With temps approaching 90 degrees, and the humidity off the charts, Robbie Keane whined that "Everyone was affected by the heat", and that "no player wants to play in that humidity."
While I agree with Robbie that playing footy in the heat is difficult, it is one of the competitive advantages certain teams have over the other.
It benefited the Fire yesterday, taking the pace of play out of the visiting team, allowing the struggling club to gain a point against the star studded Galaxy.
Sitting with Section 8 in the blazing sun, I knew how hot it was as well. It was impressive the tempo at which the Fire played, with some great runs by Quincy Amarikwa and a few near goals for the men in red. But the heat in the end did sap the home team, and allow for American Legend, Landon Donovan to equalize in the 74th minute.
It is a shame that whoever makes the scheduling decisions for MLS pens in these mid day games in the Summer heat. I cringe every time I see Houston or Dallas playing in the hot midday sun. Not only does it slow the game down, it also affects the fans. Who wants to sitt in the blazing sun? Especially at a stadium like Toyota Park, where only the toughest and most loyal of fans, Section 8 Chicago, would brave that seating without a roof for coverage overhead.
Keane's meteorological observation comes at an interesting time in the Soccer schedule as we approach the Brazilian World Cup.
Odds say that it would be difficult for USA to replicate their miraculous victory over Portugal in 2002 again, but because of the Amazon Jungle heat in Manaus, USA's Summer Footballers will have a competitive advantage over Portugal when they meet on June 22nd. American Soccer players have to play in the summer heat, while the rest of the world plays the Beautiful Game in the Fall and Winter months.
Hopefully Keane's suggestion will someday be heeded in MLS, but for now, as the old adage goes, "if you can't handle the heat, stay out of the kitchen".

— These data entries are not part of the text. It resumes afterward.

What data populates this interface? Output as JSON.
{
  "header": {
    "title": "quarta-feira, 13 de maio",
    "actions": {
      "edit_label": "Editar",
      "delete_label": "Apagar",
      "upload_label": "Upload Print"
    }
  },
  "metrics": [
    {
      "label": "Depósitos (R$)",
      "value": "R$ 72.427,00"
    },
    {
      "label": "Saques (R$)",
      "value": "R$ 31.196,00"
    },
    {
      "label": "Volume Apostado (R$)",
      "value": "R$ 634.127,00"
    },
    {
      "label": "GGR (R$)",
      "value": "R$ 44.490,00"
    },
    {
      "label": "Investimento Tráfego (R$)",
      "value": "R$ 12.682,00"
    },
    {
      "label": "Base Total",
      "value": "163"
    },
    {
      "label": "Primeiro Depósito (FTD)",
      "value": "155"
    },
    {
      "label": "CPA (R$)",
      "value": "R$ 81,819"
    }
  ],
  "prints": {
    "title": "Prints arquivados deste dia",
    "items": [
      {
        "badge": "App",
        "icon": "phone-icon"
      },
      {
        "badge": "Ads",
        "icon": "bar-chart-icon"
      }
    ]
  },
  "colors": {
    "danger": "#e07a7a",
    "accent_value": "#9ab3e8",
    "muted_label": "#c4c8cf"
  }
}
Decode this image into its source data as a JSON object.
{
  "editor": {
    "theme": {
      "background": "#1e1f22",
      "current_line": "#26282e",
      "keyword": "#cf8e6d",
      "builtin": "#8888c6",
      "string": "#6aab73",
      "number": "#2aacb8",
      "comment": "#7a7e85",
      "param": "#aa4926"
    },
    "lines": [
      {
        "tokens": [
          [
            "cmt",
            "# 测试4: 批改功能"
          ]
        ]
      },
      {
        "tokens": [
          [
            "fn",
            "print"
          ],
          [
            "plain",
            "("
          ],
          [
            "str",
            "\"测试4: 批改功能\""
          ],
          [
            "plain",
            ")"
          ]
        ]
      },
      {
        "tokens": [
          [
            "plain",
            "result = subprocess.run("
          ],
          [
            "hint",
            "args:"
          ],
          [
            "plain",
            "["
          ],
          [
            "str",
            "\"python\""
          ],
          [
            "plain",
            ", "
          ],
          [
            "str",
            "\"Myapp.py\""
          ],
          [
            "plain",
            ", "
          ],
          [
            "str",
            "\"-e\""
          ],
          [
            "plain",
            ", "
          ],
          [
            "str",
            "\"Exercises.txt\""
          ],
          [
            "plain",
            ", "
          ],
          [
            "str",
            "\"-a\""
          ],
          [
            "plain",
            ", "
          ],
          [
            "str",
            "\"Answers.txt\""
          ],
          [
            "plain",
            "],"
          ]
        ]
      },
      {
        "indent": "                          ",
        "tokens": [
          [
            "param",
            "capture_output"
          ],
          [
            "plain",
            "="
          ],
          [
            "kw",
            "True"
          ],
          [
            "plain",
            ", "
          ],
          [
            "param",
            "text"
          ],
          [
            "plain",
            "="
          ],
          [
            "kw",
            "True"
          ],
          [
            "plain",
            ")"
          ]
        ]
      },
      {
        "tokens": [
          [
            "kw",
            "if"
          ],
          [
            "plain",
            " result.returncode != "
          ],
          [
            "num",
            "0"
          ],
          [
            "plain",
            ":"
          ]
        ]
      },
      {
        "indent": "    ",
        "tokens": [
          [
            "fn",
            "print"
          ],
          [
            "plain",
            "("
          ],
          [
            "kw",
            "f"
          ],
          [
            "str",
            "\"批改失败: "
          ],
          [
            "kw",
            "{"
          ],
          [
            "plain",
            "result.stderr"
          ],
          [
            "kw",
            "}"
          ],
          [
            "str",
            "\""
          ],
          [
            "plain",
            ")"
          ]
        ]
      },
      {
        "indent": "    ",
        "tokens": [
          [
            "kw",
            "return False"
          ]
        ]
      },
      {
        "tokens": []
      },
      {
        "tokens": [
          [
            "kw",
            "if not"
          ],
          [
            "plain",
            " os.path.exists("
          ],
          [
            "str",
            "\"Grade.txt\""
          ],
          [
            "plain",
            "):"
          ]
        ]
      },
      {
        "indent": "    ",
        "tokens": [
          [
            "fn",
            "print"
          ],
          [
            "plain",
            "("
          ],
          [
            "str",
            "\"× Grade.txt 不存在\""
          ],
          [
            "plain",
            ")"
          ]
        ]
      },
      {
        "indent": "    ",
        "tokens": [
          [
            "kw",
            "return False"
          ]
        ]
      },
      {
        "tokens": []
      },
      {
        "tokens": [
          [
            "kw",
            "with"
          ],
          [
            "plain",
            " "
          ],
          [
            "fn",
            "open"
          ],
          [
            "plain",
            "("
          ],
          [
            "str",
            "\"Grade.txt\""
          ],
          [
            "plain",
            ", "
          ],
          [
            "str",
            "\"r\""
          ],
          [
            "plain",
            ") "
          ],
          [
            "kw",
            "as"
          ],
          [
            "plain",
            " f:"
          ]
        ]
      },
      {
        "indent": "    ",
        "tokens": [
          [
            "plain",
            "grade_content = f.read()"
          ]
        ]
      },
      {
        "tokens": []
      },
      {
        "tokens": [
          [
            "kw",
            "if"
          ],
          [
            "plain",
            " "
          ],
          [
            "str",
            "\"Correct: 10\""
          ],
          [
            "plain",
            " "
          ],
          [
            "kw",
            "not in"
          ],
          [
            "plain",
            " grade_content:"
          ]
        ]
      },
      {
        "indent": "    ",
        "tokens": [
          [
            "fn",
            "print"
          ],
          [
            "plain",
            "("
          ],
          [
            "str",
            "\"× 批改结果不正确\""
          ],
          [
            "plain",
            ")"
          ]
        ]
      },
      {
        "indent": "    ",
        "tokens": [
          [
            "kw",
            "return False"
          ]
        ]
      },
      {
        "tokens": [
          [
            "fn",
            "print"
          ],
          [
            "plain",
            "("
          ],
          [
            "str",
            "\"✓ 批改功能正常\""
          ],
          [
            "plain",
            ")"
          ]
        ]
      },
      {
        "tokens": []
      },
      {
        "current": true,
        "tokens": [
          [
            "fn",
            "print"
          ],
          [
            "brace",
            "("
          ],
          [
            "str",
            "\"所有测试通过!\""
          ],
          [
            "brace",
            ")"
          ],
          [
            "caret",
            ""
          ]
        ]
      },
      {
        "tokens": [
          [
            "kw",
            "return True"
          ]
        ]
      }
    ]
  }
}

Despite the heat, I must say, Keane looked great out there. I can only imagine what the scoreline would have looked like without the heat.